Excerpts from an interface dataset:
= Beginning of Section =

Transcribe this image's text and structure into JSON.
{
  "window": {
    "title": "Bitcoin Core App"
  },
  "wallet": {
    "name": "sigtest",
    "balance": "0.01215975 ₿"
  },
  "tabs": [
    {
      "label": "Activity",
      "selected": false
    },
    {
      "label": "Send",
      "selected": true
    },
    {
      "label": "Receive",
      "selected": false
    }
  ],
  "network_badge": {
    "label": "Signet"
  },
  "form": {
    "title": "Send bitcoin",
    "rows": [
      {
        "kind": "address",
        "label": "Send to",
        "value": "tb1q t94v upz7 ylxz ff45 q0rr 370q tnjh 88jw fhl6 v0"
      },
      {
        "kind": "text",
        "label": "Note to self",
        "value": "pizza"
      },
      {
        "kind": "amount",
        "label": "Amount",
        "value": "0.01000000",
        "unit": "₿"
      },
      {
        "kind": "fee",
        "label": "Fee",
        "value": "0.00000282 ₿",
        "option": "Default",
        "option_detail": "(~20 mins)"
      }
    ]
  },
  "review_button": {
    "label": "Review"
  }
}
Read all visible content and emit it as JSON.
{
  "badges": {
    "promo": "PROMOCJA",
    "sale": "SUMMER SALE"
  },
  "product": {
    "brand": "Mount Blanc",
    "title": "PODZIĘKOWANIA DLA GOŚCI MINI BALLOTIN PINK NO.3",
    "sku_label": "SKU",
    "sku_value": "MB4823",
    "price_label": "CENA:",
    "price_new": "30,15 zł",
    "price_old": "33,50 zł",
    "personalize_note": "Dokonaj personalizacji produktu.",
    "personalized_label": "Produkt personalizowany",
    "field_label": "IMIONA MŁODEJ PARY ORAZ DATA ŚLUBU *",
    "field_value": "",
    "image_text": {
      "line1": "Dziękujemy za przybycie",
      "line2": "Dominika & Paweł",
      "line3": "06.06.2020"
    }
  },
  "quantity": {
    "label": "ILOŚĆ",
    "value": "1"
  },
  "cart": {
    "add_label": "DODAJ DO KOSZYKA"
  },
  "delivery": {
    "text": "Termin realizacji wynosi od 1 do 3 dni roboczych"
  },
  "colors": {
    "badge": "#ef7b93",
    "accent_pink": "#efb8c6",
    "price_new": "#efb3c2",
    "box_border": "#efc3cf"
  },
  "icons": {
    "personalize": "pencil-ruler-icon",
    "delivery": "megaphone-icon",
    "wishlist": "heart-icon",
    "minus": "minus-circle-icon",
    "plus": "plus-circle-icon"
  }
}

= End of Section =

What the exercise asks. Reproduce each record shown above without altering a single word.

Response below.
Transcribe this image's text and structure into JSON.
{
  "window": {
    "title": "Bitcoin Core App"
  },
  "wallet": {
    "name": "sigtest",
    "balance": "0.01215975 ₿"
  },
  "tabs": [
    {
      "label": "Activity",
      "selected": false
    },
    {
      "label": "Send",
      "selected": true
    },
    {
      "label": "Receive",
      "selected": false
    }
  ],
  "network_badge": {
    "label": "Signet"
  },
  "form": {
    "title": "Send bitcoin",
    "rows": [
      {
        "kind": "address",
        "label": "Send to",
        "value": "tb1q t94v upz7 ylxz ff45 q0rr 370q tnjh 88jw fhl6 v0"
      },
      {
        "kind": "text",
        "label": "Note to self",
        "value": "pizza"
      },
      {
        "kind": "amount",
        "label": "Amount",
        "value": "0.01000000",
        "unit": "₿"
      },
      {
        "kind": "fee",
        "label": "Fee",
        "value": "0.00000282 ₿",
        "option": "Default",
        "option_detail": "(~20 mins)"
      }
    ]
  },
  "review_button": {
    "label": "Review"
  }
}
Read all visible content and emit it as JSON.
{
  "badges": {
    "promo": "PROMOCJA",
    "sale": "SUMMER SALE"
  },
  "product": {
    "brand": "Mount Blanc",
    "title": "PODZIĘKOWANIA DLA GOŚCI MINI BALLOTIN PINK NO.3",
    "sku_label": "SKU",
    "sku_value": "MB4823",
    "price_label": "CENA:",
    "price_new": "30,15 zł",
    "price_old": "33,50 zł",
    "personalize_note": "Dokonaj personalizacji produktu.",
    "personalized_label": "Produkt personalizowany",
    "field_label": "IMIONA MŁODEJ PARY ORAZ DATA ŚLUBU *",
    "field_value": "",
    "image_text": {
      "line1": "Dziękujemy za przybycie",
      "line2": "Dominika & Paweł",
      "line3": "06.06.2020"
    }
  },
  "quantity": {
    "label": "ILOŚĆ",
    "value": "1"
  },
  "cart": {
    "add_label": "DODAJ DO KOSZYKA"
  },
  "delivery": {
    "text": "Termin realizacji wynosi od 1 do 3 dni roboczych"
  },
  "colors": {
    "badge": "#ef7b93",
    "accent_pink": "#efb8c6",
    "price_new": "#efb3c2",
    "box_border": "#efc3cf"
  },
  "icons": {
    "personalize": "pencil-ruler-icon",
    "delivery": "megaphone-icon",
    "wishlist": "heart-icon",
    "minus": "minus-circle-icon",
    "plus": "plus-circle-icon"
  }
}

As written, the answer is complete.